Below is a set of records. Repeat all of them exactly.

Source records

[Start of Attachment]

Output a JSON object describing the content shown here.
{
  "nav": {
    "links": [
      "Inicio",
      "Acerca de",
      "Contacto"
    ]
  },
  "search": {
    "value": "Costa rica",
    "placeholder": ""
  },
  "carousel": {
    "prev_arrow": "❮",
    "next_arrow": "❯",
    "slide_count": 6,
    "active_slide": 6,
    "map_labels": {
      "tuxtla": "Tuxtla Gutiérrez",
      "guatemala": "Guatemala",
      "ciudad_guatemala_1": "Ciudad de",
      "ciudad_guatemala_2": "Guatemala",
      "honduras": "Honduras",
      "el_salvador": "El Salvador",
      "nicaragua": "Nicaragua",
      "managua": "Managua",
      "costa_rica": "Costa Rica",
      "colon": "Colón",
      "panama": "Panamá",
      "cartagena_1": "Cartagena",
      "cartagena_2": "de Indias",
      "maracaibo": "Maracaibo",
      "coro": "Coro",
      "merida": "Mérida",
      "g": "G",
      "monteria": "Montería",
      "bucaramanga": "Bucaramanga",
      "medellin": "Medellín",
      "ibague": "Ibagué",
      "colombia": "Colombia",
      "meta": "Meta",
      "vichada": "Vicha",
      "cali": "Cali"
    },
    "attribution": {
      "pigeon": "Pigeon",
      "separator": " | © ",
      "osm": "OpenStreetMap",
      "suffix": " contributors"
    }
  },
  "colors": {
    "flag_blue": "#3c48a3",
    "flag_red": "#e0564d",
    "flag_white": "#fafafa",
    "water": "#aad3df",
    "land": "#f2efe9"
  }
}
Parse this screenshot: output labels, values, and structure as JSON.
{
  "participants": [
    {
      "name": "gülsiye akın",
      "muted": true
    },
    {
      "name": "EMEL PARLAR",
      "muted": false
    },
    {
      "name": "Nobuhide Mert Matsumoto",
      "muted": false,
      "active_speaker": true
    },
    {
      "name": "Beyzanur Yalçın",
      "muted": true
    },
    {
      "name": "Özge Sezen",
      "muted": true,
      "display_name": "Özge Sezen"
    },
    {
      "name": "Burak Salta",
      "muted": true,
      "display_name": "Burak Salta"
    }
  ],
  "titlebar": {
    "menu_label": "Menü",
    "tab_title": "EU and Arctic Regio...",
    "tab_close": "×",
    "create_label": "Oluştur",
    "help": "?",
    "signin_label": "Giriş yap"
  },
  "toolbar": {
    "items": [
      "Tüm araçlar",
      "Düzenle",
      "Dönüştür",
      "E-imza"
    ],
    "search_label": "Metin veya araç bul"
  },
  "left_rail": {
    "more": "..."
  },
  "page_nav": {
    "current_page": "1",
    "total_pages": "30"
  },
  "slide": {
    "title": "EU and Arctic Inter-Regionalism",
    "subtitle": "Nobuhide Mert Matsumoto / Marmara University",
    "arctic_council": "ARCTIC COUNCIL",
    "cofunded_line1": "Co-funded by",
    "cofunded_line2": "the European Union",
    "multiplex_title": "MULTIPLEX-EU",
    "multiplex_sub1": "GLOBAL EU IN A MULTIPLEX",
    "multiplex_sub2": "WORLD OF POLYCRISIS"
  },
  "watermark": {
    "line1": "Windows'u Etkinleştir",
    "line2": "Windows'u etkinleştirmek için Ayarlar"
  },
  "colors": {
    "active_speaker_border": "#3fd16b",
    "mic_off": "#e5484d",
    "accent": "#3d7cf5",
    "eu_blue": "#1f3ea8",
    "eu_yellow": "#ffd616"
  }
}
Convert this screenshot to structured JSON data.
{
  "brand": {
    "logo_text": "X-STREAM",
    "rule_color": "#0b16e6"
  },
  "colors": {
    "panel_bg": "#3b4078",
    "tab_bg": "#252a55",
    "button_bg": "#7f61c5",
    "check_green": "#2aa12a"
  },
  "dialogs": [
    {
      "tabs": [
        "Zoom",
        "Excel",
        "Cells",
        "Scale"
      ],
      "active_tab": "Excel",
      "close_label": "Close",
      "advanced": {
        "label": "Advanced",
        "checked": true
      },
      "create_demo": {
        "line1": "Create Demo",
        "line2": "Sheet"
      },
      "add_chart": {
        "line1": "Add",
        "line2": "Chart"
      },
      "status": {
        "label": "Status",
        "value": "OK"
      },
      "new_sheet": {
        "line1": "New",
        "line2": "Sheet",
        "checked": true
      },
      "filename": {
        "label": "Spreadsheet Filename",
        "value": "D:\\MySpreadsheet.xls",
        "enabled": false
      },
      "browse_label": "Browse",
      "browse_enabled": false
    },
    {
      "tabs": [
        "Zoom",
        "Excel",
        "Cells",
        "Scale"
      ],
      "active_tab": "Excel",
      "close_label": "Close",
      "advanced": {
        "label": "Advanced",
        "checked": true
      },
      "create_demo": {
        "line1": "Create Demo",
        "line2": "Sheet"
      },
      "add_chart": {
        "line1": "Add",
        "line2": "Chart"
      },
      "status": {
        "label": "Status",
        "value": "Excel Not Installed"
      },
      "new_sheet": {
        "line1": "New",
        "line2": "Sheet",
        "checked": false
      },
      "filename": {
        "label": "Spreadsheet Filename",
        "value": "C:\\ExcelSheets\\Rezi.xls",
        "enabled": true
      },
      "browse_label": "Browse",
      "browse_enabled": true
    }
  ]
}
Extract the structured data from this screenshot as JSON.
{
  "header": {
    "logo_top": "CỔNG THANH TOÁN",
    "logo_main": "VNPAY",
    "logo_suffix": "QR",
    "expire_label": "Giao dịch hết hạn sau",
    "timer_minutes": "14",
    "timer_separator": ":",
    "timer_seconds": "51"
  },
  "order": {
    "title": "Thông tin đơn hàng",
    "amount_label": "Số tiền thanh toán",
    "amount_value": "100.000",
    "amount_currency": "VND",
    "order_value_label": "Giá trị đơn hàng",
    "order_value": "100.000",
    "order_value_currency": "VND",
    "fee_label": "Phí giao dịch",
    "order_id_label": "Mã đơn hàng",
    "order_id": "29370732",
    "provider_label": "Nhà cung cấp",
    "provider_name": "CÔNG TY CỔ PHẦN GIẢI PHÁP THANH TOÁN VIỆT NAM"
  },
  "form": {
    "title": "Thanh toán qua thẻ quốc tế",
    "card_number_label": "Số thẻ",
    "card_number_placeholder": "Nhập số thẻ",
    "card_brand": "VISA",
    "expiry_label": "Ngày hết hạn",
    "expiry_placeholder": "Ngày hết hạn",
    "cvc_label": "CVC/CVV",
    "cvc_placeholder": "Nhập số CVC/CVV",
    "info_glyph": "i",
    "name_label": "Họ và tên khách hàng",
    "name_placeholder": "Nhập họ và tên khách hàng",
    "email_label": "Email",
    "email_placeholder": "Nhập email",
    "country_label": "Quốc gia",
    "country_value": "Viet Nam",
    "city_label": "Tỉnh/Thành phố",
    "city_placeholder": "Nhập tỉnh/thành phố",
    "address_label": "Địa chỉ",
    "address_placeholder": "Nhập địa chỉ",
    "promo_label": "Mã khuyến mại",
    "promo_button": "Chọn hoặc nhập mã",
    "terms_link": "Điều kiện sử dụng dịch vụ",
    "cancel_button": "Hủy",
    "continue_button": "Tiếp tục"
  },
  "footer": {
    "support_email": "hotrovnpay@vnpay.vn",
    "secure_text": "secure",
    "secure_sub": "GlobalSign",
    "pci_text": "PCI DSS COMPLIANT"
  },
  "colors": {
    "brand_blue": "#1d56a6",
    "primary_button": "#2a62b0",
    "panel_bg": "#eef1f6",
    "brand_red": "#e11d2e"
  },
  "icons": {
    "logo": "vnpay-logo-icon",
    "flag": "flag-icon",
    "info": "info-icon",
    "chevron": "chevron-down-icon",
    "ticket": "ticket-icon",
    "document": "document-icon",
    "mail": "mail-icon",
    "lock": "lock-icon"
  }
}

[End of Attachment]

Answer area:
Output a JSON object describing the content shown here.
{
  "nav": {
    "links": [
      "Inicio",
      "Acerca de",
      "Contacto"
    ]
  },
  "search": {
    "value": "Costa rica",
    "placeholder": ""
  },
  "carousel": {
    "prev_arrow": "❮",
    "next_arrow": "❯",
    "slide_count": 6,
    "active_slide": 6,
    "map_labels": {
      "tuxtla": "Tuxtla Gutiérrez",
      "guatemala": "Guatemala",
      "ciudad_guatemala_1": "Ciudad de",
      "ciudad_guatemala_2": "Guatemala",
      "honduras": "Honduras",
      "el_salvador": "El Salvador",
      "nicaragua": "Nicaragua",
      "managua": "Managua",
      "costa_rica": "Costa Rica",
      "colon": "Colón",
      "panama": "Panamá",
      "cartagena_1": "Cartagena",
      "cartagena_2": "de Indias",
      "maracaibo": "Maracaibo",
      "coro": "Coro",
      "merida": "Mérida",
      "g": "G",
      "monteria": "Montería",
      "bucaramanga": "Bucaramanga",
      "medellin": "Medellín",
      "ibague": "Ibagué",
      "colombia": "Colombia",
      "meta": "Meta",
      "vichada": "Vicha",
      "cali": "Cali"
    },
    "attribution": {
      "pigeon": "Pigeon",
      "separator": " | © ",
      "osm": "OpenStreetMap",
      "suffix": " contributors"
    }
  },
  "colors": {
    "flag_blue": "#3c48a3",
    "flag_red": "#e0564d",
    "flag_white": "#fafafa",
    "water": "#aad3df",
    "land": "#f2efe9"
  }
}
Parse this screenshot: output labels, values, and structure as JSON.
{
  "participants": [
    {
      "name": "gülsiye akın",
      "muted": true
    },
    {
      "name": "EMEL PARLAR",
      "muted": false
    },
    {
      "name": "Nobuhide Mert Matsumoto",
      "muted": false,
      "active_speaker": true
    },
    {
      "name": "Beyzanur Yalçın",
      "muted": true
    },
    {
      "name": "Özge Sezen",
      "muted": true,
      "display_name": "Özge Sezen"
    },
    {
      "name": "Burak Salta",
      "muted": true,
      "display_name": "Burak Salta"
    }
  ],
  "titlebar": {
    "menu_label": "Menü",
    "tab_title": "EU and Arctic Regio...",
    "tab_close": "×",
    "create_label": "Oluştur",
    "help": "?",
    "signin_label": "Giriş yap"
  },
  "toolbar": {
    "items": [
      "Tüm araçlar",
      "Düzenle",
      "Dönüştür",
      "E-imza"
    ],
    "search_label": "Metin veya araç bul"
  },
  "left_rail": {
    "more": "..."
  },
  "page_nav": {
    "current_page": "1",
    "total_pages": "30"
  },
  "slide": {
    "title": "EU and Arctic Inter-Regionalism",
    "subtitle": "Nobuhide Mert Matsumoto / Marmara University",
    "arctic_council": "ARCTIC COUNCIL",
    "cofunded_line1": "Co-funded by",
    "cofunded_line2": "the European Union",
    "multiplex_title": "MULTIPLEX-EU",
    "multiplex_sub1": "GLOBAL EU IN A MULTIPLEX",
    "multiplex_sub2": "WORLD OF POLYCRISIS"
  },
  "watermark": {
    "line1": "Windows'u Etkinleştir",
    "line2": "Windows'u etkinleştirmek için Ayarlar"
  },
  "colors": {
    "active_speaker_border": "#3fd16b",
    "mic_off": "#e5484d",
    "accent": "#3d7cf5",
    "eu_blue": "#1f3ea8",
    "eu_yellow": "#ffd616"
  }
}
Convert this screenshot to structured JSON data.
{
  "brand": {
    "logo_text": "X-STREAM",
    "rule_color": "#0b16e6"
  },
  "colors": {
    "panel_bg": "#3b4078",
    "tab_bg": "#252a55",
    "button_bg": "#7f61c5",
    "check_green": "#2aa12a"
  },
  "dialogs": [
    {
      "tabs": [
        "Zoom",
        "Excel",
        "Cells",
        "Scale"
      ],
      "active_tab": "Excel",
      "close_label": "Close",
      "advanced": {
        "label": "Advanced",
        "checked": true
      },
      "create_demo": {
        "line1": "Create Demo",
        "line2": "Sheet"
      },
      "add_chart": {
        "line1": "Add",
        "line2": "Chart"
      },
      "status": {
        "label": "Status",
        "value": "OK"
      },
      "new_sheet": {
        "line1": "New",
        "line2": "Sheet",
        "checked": true
      },
      "filename": {
        "label": "Spreadsheet Filename",
        "value": "D:\\MySpreadsheet.xls",
        "enabled": false
      },
      "browse_label": "Browse",
      "browse_enabled": false
    },
    {
      "tabs": [
        "Zoom",
        "Excel",
        "Cells",
        "Scale"
      ],
      "active_tab": "Excel",
      "close_label": "Close",
      "advanced": {
        "label": "Advanced",
        "checked": true
      },
      "create_demo": {
        "line1": "Create Demo",
        "line2": "Sheet"
      },
      "add_chart": {
        "line1": "Add",
        "line2": "Chart"
      },
      "status": {
        "label": "Status",
        "value": "Excel Not Installed"
      },
      "new_sheet": {
        "line1": "New",
        "line2": "Sheet",
        "checked": false
      },
      "filename": {
        "label": "Spreadsheet Filename",
        "value": "C:\\ExcelSheets\\Rezi.xls",
        "enabled": true
      },
      "browse_label": "Browse",
      "browse_enabled": true
    }
  ]
}
Extract the structured data from this screenshot as JSON.
{
  "header": {
    "logo_top": "CỔNG THANH TOÁN",
    "logo_main": "VNPAY",
    "logo_suffix": "QR",
    "expire_label": "Giao dịch hết hạn sau",
    "timer_minutes": "14",
    "timer_separator": ":",
    "timer_seconds": "51"
  },
  "order": {
    "title": "Thông tin đơn hàng",
    "amount_label": "Số tiền thanh toán",
    "amount_value": "100.000",
    "amount_currency": "VND",
    "order_value_label": "Giá trị đơn hàng",
    "order_value": "100.000",
    "order_value_currency": "VND",
    "fee_label": "Phí giao dịch",
    "order_id_label": "Mã đơn hàng",
    "order_id": "29370732",
    "provider_label": "Nhà cung cấp",
    "provider_name": "CÔNG TY CỔ PHẦN GIẢI PHÁP THANH TOÁN VIỆT NAM"
  },
  "form": {
    "title": "Thanh toán qua thẻ quốc tế",
    "card_number_label": "Số thẻ",
    "card_number_placeholder": "Nhập số thẻ",
    "card_brand": "VISA",
    "expiry_label": "Ngày hết hạn",
    "expiry_placeholder": "Ngày hết hạn",
    "cvc_label": "CVC/CVV",
    "cvc_placeholder": "Nhập số CVC/CVV",
    "info_glyph": "i",
    "name_label": "Họ và tên khách hàng",
    "name_placeholder": "Nhập họ và tên khách hàng",
    "email_label": "Email",
    "email_placeholder": "Nhập email",
    "country_label": "Quốc gia",
    "country_value": "Viet Nam",
    "city_label": "Tỉnh/Thành phố",
    "city_placeholder": "Nhập tỉnh/thành phố",
    "address_label": "Địa chỉ",
    "address_placeholder": "Nhập địa chỉ",
    "promo_label": "Mã khuyến mại",
    "promo_button": "Chọn hoặc nhập mã",
    "terms_link": "Điều kiện sử dụng dịch vụ",
    "cancel_button": "Hủy",
    "continue_button": "Tiếp tục"
  },
  "footer": {
    "support_email": "hotrovnpay@vnpay.vn",
    "secure_text": "secure",
    "secure_sub": "GlobalSign",
    "pci_text": "PCI DSS COMPLIANT"
  },
  "colors": {
    "brand_blue": "#1d56a6",
    "primary_button": "#2a62b0",
    "panel_bg": "#eef1f6",
    "brand_red": "#e11d2e"
  },
  "icons": {
    "logo": "vnpay-logo-icon",
    "flag": "flag-icon",
    "info": "info-icon",
    "chevron": "chevron-down-icon",
    "ticket": "ticket-icon",
    "document": "document-icon",
    "mail": "mail-icon",
    "lock": "lock-icon"
  }
}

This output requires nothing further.